Exercise instructions
All entries below must be reproduced without a single change.

(Stored items from a collection)
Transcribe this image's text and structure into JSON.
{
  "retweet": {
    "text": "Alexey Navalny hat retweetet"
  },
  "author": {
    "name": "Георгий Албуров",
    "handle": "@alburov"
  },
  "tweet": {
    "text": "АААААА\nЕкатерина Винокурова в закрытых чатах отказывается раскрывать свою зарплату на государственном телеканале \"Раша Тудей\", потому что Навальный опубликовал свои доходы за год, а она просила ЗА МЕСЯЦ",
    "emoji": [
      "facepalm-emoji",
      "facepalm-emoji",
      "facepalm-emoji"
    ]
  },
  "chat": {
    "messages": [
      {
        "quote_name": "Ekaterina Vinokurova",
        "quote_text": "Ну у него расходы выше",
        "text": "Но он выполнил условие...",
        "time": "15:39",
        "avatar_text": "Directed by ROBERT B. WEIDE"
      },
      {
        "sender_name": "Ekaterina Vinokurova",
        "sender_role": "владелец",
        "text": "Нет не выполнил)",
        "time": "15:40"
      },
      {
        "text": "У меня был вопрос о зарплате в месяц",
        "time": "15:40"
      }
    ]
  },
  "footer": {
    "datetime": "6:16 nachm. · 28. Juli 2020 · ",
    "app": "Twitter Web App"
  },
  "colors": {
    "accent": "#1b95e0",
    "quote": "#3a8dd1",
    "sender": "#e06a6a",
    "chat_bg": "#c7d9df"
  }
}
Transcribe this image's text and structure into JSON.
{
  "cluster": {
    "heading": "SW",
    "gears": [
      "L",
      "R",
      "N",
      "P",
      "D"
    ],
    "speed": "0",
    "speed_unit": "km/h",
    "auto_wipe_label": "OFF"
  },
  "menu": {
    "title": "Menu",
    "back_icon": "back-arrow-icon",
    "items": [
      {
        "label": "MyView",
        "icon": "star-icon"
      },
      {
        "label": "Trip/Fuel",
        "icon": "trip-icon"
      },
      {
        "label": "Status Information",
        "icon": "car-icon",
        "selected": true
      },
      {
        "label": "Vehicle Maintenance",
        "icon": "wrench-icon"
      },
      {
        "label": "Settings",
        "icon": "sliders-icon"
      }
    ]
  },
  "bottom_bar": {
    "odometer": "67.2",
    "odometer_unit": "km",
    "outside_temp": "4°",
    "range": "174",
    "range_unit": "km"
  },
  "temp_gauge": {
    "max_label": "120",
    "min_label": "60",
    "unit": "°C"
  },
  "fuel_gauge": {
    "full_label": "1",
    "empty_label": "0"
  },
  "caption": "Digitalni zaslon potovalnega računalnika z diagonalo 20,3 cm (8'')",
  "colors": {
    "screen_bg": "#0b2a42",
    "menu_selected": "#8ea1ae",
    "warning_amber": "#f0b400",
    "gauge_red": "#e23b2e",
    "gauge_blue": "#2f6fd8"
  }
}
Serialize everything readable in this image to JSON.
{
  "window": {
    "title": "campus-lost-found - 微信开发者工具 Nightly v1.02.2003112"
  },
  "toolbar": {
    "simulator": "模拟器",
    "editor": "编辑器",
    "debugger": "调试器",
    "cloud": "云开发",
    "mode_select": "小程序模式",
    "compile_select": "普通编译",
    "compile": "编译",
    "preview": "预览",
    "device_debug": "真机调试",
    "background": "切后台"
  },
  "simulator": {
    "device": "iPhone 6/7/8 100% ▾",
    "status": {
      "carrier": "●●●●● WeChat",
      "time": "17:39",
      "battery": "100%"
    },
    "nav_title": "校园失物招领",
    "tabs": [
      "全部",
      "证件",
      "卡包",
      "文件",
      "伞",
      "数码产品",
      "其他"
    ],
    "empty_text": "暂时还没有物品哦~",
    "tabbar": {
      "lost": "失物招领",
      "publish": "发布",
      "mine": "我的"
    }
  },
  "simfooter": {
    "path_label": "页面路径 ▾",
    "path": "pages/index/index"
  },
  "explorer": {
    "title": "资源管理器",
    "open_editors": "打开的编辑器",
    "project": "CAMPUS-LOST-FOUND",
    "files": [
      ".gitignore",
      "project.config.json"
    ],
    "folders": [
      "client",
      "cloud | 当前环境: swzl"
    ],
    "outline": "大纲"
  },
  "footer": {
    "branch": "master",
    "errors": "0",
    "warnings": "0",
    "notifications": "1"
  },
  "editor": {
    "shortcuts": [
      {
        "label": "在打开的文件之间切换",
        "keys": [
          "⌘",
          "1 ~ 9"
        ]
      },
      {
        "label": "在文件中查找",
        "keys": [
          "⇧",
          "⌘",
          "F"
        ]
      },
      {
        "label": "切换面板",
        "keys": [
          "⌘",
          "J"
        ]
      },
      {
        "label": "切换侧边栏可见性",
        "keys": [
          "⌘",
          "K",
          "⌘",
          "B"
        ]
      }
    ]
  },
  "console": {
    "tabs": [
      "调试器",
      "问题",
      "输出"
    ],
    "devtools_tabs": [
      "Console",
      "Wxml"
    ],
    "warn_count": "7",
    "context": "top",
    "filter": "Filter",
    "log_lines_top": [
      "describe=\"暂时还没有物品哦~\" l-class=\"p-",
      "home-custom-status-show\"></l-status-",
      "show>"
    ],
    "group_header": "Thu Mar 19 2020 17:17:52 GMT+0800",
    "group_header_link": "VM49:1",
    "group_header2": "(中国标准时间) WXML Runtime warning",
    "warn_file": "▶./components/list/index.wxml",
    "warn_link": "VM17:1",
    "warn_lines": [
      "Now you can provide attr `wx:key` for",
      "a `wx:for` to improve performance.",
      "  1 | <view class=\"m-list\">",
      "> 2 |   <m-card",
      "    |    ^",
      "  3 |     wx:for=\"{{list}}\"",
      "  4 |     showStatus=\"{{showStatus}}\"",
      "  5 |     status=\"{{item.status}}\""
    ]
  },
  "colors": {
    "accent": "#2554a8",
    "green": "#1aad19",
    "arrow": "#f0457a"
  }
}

Solution
Transcribe this image's text and structure into JSON.
{
  "retweet": {
    "text": "Alexey Navalny hat retweetet"
  },
  "author": {
    "name": "Георгий Албуров",
    "handle": "@alburov"
  },
  "tweet": {
    "text": "АААААА\nЕкатерина Винокурова в закрытых чатах отказывается раскрывать свою зарплату на государственном телеканале \"Раша Тудей\", потому что Навальный опубликовал свои доходы за год, а она просила ЗА МЕСЯЦ",
    "emoji": [
      "facepalm-emoji",
      "facepalm-emoji",
      "facepalm-emoji"
    ]
  },
  "chat": {
    "messages": [
      {
        "quote_name": "Ekaterina Vinokurova",
        "quote_text": "Ну у него расходы выше",
        "text": "Но он выполнил условие...",
        "time": "15:39",
        "avatar_text": "Directed by ROBERT B. WEIDE"
      },
      {
        "sender_name": "Ekaterina Vinokurova",
        "sender_role": "владелец",
        "text": "Нет не выполнил)",
        "time": "15:40"
      },
      {
        "text": "У меня был вопрос о зарплате в месяц",
        "time": "15:40"
      }
    ]
  },
  "footer": {
    "datetime": "6:16 nachm. · 28. Juli 2020 · ",
    "app": "Twitter Web App"
  },
  "colors": {
    "accent": "#1b95e0",
    "quote": "#3a8dd1",
    "sender": "#e06a6a",
    "chat_bg": "#c7d9df"
  }
}
Transcribe this image's text and structure into JSON.
{
  "cluster": {
    "heading": "SW",
    "gears": [
      "L",
      "R",
      "N",
      "P",
      "D"
    ],
    "speed": "0",
    "speed_unit": "km/h",
    "auto_wipe_label": "OFF"
  },
  "menu": {
    "title": "Menu",
    "back_icon": "back-arrow-icon",
    "items": [
      {
        "label": "MyView",
        "icon": "star-icon"
      },
      {
        "label": "Trip/Fuel",
        "icon": "trip-icon"
      },
      {
        "label": "Status Information",
        "icon": "car-icon",
        "selected": true
      },
      {
        "label": "Vehicle Maintenance",
        "icon": "wrench-icon"
      },
      {
        "label": "Settings",
        "icon": "sliders-icon"
      }
    ]
  },
  "bottom_bar": {
    "odometer": "67.2",
    "odometer_unit": "km",
    "outside_temp": "4°",
    "range": "174",
    "range_unit": "km"
  },
  "temp_gauge": {
    "max_label": "120",
    "min_label": "60",
    "unit": "°C"
  },
  "fuel_gauge": {
    "full_label": "1",
    "empty_label": "0"
  },
  "caption": "Digitalni zaslon potovalnega računalnika z diagonalo 20,3 cm (8'')",
  "colors": {
    "screen_bg": "#0b2a42",
    "menu_selected": "#8ea1ae",
    "warning_amber": "#f0b400",
    "gauge_red": "#e23b2e",
    "gauge_blue": "#2f6fd8"
  }
}
Serialize everything readable in this image to JSON.
{
  "window": {
    "title": "campus-lost-found - 微信开发者工具 Nightly v1.02.2003112"
  },
  "toolbar": {
    "simulator": "模拟器",
    "editor": "编辑器",
    "debugger": "调试器",
    "cloud": "云开发",
    "mode_select": "小程序模式",
    "compile_select": "普通编译",
    "compile": "编译",
    "preview": "预览",
    "device_debug": "真机调试",
    "background": "切后台"
  },
  "simulator": {
    "device": "iPhone 6/7/8 100% ▾",
    "status": {
      "carrier": "●●●●● WeChat",
      "time": "17:39",
      "battery": "100%"
    },
    "nav_title": "校园失物招领",
    "tabs": [
      "全部",
      "证件",
      "卡包",
      "文件",
      "伞",
      "数码产品",
      "其他"
    ],
    "empty_text": "暂时还没有物品哦~",
    "tabbar": {
      "lost": "失物招领",
      "publish": "发布",
      "mine": "我的"
    }
  },
  "simfooter": {
    "path_label": "页面路径 ▾",
    "path": "pages/index/index"
  },
  "explorer": {
    "title": "资源管理器",
    "open_editors": "打开的编辑器",
    "project": "CAMPUS-LOST-FOUND",
    "files": [
      ".gitignore",
      "project.config.json"
    ],
    "folders": [
      "client",
      "cloud | 当前环境: swzl"
    ],
    "outline": "大纲"
  },
  "footer": {
    "branch": "master",
    "errors": "0",
    "warnings": "0",
    "notifications": "1"
  },
  "editor": {
    "shortcuts": [
      {
        "label": "在打开的文件之间切换",
        "keys": [
          "⌘",
          "1 ~ 9"
        ]
      },
      {
        "label": "在文件中查找",
        "keys": [
          "⇧",
          "⌘",
          "F"
        ]
      },
      {
        "label": "切换面板",
        "keys": [
          "⌘",
          "J"
        ]
      },
      {
        "label": "切换侧边栏可见性",
        "keys": [
          "⌘",
          "K",
          "⌘",
          "B"
        ]
      }
    ]
  },
  "console": {
    "tabs": [
      "调试器",
      "问题",
      "输出"
    ],
    "devtools_tabs": [
      "Console",
      "Wxml"
    ],
    "warn_count": "7",
    "context": "top",
    "filter": "Filter",
    "log_lines_top": [
      "describe=\"暂时还没有物品哦~\" l-class=\"p-",
      "home-custom-status-show\"></l-status-",
      "show>"
    ],
    "group_header": "Thu Mar 19 2020 17:17:52 GMT+0800",
    "group_header_link": "VM49:1",
    "group_header2": "(中国标准时间) WXML Runtime warning",
    "warn_file": "▶./components/list/index.wxml",
    "warn_link": "VM17:1",
    "warn_lines": [
      "Now you can provide attr `wx:key` for",
      "a `wx:for` to improve performance.",
      "  1 | <view class=\"m-list\">",
      "> 2 |   <m-card",
      "    |    ^",
      "  3 |     wx:for=\"{{list}}\"",
      "  4 |     showStatus=\"{{showStatus}}\"",
      "  5 |     status=\"{{item.status}}\""
    ]
  },
  "colors": {
    "accent": "#2554a8",
    "green": "#1aad19",
    "arrow": "#f0457a"
  }
}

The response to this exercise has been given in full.